  • Rook, a bird caught and released in Al Asad, Iraq, Feb. 8. Many animals are checked by the vetenarians, some are vaccinated or treated for minor problems, then released back into the Iraqi countryside.

    Sustainers protect themselves, wildlife

    Rook, a bird caught and released in Al Asad, Iraq, Feb. 8. Many animals are checked by the vetenarians, some are vaccinated or treated for minor problems, then released back into the Iraqi countryside.

AL ASAD AIR BASE, Iraq - An Army vaccination program to protect service members and local wildlife from rabies has been going on here and throughout Iraq for more than two and a half years.

Wild animals, like foxes and stray dogs, are captured in traps, inspected by Army veterinarians for any evidence of disease - especially rabies - tagged and then released, said Maj. Randel Rogers, a native of Columbus, Ohio, and a logistics officer with the 371st Sustainment Brigade here.

"We vaccinate them to make sure that they don't have rabies," he said. "So we can make sure that the population of the wildlife around our base are safe and are not spreading any disease that could affect us."

Rabies is a viral disease which causes acute encephalitis (an inflammation of brain tissue). Typically, humans are infected after receiving a bite from an infected animal, usually through its saliva. The virus begins with flu-like symptoms, but once it reaches the central nervous system death could result in a matter of days.

A recent boom in pet populations led to an increase in reported cases in Africa and Asia, where rabies kills more than 55,000 people every year, according to a report from the World Health Organization.

"[The program] is important because rabies is endemic in the country," said Capt. Brian Smith, of Houston, Texas, 64th Medical Detachment, and officer in charge of veterinary service for Multi-National Forces-West.

"There has been confirmed rabies in the country of Iraq," and many people were probably exposed to rabid animals and not aware of it, he said. Smith, though, was quick to point out he knew of no rabid animals found here or on other Coalition bases in western Iraq, which is his area of responsibility.

However, the vaccination program does not simply protect service members and local wildlife.
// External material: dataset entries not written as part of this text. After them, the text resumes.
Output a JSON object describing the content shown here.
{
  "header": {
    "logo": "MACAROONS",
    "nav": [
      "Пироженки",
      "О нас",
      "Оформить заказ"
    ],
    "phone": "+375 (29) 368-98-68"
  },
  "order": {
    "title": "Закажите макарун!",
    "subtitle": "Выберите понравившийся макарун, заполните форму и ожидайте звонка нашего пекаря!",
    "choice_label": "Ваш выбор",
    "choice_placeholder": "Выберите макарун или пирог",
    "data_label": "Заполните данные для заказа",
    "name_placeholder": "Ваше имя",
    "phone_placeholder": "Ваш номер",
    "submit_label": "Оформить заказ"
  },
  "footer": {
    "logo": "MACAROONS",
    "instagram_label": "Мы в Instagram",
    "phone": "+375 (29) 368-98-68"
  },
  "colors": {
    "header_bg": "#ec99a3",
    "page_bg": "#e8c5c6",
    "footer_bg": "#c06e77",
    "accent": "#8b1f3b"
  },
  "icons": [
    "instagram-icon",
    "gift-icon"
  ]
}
"One of the side effects that we realized on our rabies control program is that we were capturing all this data - because we were capturing all these animals on ours bases," Rogers said.

An amateur naturalist back home with a degree in wildlife management, Rogers partners with an Iraqi non-governmental organization and affiliate of the United Nations Environment Programme, Nature Iraq. Amongst all its other interests, Nature Iraq also endeavors to conduct the first detailed survey of plant and wildlife in Iraq since 1980.
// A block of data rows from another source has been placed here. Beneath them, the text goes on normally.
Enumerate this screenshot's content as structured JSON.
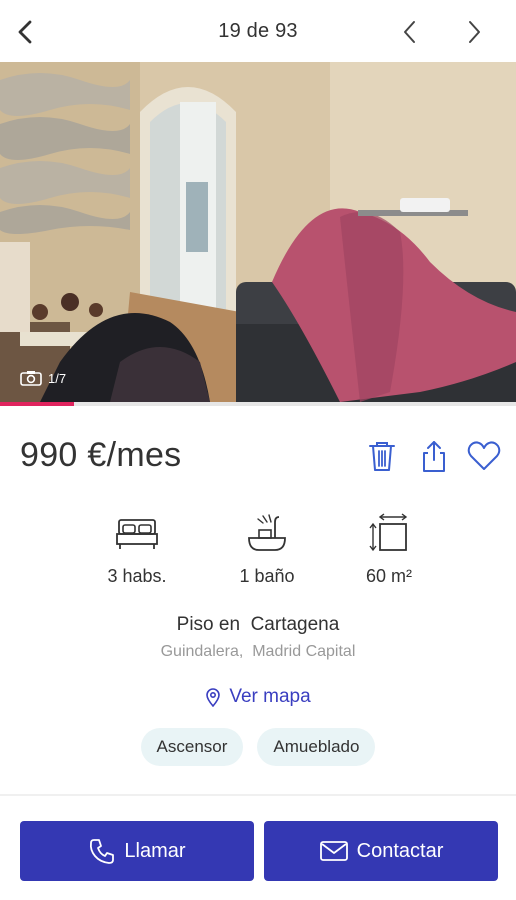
{
  "header": {
    "counter": "19 de 93",
    "back_icon": "chevron-left-icon",
    "prev_icon": "chevron-left-icon",
    "next_icon": "chevron-right-icon"
  },
  "gallery": {
    "photo_counter": "1/7",
    "progress_fraction": 0.1428,
    "accent_color": "#e0245e"
  },
  "listing": {
    "price": "990 €/mes",
    "features": {
      "bedrooms": "3 habs.",
      "bathrooms": "1 baño",
      "area": "60 m²"
    },
    "property_type": "Piso en  Cartagena",
    "location": "Guindalera,  Madrid Capital",
    "map_link": "Ver mapa",
    "tags": [
      "Ascensor",
      "Amueblado"
    ]
  },
  "actions": {
    "call_label": "Llamar",
    "contact_label": "Contactar",
    "button_color": "#3438b3"
  }
}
"One of the problems with trying to protect wildlife is first establishing what species live in an area, what habitat they're using, how large the population is," Rogers said. "The more data we get, the clearer picture we'll have."
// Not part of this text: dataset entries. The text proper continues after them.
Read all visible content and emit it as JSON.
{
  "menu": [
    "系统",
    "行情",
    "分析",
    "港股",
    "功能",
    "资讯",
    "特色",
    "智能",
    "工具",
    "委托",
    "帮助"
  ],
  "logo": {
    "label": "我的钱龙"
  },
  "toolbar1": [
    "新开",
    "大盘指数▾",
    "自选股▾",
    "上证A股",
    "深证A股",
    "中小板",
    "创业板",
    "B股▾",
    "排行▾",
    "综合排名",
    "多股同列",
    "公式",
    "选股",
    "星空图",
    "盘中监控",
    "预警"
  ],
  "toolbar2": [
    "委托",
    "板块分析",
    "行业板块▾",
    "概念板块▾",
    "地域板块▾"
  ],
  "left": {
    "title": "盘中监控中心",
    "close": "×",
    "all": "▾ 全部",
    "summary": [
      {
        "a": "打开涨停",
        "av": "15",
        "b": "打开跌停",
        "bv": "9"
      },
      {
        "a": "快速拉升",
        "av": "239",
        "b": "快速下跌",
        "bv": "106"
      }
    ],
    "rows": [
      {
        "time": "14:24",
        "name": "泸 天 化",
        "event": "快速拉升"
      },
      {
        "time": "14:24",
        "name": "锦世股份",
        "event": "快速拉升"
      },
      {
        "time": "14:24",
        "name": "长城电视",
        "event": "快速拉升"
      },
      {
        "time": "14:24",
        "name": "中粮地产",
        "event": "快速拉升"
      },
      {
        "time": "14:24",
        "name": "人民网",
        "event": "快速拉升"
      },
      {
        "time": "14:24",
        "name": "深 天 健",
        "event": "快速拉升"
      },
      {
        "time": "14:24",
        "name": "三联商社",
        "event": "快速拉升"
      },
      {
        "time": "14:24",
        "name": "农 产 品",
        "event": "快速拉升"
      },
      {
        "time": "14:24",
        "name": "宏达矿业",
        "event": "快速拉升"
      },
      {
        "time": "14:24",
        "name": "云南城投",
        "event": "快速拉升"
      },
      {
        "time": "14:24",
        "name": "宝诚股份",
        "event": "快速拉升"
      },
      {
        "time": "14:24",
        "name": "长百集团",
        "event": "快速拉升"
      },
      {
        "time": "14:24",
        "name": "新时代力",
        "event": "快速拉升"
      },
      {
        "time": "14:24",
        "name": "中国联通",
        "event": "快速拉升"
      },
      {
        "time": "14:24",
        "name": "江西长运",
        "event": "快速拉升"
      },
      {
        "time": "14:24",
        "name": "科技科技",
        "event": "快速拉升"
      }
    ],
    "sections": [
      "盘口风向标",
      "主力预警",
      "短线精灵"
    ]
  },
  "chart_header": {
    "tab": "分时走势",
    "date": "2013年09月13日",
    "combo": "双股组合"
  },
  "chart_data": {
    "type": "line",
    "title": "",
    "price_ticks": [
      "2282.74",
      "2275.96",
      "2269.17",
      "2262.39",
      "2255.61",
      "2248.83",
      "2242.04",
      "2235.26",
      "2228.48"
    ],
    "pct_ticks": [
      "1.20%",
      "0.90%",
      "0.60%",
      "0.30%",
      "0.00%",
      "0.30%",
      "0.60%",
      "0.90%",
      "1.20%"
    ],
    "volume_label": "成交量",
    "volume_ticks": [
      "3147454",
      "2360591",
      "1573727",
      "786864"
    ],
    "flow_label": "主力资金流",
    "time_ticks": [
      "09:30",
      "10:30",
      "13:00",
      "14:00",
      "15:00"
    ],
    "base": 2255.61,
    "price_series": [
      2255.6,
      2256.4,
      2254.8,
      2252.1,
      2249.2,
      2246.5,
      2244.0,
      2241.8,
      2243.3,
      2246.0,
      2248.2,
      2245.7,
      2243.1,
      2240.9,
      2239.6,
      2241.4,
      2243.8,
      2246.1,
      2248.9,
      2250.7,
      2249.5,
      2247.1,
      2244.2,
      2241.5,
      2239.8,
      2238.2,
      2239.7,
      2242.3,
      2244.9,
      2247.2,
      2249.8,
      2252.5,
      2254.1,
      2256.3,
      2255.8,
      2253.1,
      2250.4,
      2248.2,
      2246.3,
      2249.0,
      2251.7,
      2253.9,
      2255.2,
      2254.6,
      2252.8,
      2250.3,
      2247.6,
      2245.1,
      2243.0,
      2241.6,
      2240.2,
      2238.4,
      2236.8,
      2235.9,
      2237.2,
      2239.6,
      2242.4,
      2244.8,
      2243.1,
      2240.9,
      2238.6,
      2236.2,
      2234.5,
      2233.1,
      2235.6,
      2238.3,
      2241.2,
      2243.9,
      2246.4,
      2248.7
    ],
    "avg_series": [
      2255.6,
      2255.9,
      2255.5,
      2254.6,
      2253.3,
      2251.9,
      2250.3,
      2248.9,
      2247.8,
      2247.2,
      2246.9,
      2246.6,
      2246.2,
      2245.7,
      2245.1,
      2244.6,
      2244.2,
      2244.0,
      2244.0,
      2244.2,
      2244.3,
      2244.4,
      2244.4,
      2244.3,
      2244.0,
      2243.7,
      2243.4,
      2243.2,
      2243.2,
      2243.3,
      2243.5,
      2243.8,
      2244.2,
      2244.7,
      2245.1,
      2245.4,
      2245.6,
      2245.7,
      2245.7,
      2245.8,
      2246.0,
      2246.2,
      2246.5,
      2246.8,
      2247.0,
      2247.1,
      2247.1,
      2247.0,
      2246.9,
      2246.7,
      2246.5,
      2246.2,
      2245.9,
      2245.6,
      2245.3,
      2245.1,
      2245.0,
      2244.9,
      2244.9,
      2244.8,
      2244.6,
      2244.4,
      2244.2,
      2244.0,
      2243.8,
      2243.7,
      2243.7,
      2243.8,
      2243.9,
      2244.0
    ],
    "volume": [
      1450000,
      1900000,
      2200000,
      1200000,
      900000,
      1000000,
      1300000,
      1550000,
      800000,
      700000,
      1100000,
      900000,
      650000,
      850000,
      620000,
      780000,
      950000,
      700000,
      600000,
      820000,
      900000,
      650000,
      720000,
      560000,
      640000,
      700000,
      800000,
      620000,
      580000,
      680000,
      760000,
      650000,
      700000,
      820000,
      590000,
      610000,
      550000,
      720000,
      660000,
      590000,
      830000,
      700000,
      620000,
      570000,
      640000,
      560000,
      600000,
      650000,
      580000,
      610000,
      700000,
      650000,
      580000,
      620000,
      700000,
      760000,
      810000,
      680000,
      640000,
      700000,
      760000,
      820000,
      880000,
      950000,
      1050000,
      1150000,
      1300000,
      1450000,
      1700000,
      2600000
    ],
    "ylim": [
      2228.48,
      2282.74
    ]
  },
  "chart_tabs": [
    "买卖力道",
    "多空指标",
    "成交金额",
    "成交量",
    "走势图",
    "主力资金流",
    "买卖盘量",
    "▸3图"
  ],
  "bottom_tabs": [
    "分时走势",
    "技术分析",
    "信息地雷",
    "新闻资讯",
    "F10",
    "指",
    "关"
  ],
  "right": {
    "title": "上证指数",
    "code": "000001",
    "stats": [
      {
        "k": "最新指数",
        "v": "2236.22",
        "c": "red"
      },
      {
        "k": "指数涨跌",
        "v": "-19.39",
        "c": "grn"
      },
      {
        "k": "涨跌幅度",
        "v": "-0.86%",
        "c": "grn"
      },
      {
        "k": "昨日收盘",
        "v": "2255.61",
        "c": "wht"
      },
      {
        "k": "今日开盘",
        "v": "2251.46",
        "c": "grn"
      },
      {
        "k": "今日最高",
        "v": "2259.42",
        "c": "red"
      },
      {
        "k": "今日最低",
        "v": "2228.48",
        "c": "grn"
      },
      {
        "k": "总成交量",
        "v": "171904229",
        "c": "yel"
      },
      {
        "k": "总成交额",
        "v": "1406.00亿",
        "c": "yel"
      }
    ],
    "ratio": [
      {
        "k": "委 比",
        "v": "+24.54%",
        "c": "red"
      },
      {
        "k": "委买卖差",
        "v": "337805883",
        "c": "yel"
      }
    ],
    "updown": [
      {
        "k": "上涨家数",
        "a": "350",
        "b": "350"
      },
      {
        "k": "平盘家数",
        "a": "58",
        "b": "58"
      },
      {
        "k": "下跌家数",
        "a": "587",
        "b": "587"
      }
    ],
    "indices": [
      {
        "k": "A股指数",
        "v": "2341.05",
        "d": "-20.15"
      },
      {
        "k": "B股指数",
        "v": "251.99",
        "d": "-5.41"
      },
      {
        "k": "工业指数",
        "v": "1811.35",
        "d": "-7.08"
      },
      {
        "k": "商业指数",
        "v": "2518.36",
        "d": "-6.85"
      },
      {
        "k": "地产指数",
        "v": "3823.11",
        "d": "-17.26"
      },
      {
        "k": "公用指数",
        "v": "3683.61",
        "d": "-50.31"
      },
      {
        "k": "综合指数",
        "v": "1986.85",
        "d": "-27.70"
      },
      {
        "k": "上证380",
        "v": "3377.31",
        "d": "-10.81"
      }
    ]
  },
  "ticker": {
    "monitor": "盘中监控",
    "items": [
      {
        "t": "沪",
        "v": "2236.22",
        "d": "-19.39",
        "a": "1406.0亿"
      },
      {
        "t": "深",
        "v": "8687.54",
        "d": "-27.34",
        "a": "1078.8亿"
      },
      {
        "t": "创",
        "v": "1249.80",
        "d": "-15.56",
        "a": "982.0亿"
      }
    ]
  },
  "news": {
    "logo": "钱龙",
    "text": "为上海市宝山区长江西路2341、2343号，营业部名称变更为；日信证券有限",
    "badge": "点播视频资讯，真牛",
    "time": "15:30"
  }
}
Such data is particularly helpful with secretive species like the jungle cat, which are poisoned and hunted extensively throughout the Middle East. Through vaccinations and booster shots - if a cat is caught again - the Coalition is helping to preserve a protected species and national treasure of Iraq, Smith said.

Both Smith and Rogers recommend avoiding any contact with wildlife, especially with stray cats or feral dogs, the most common carriers of the rabies virus. This is also why the military implemented policies to prohibit its service members from adopting local pets.

"My recommendation would be: If you are lucky enough to see (a wild animal), keep your distance and try to get a picture," Rogers said.

Page last updated Mon April 13th, 2009 at 07:50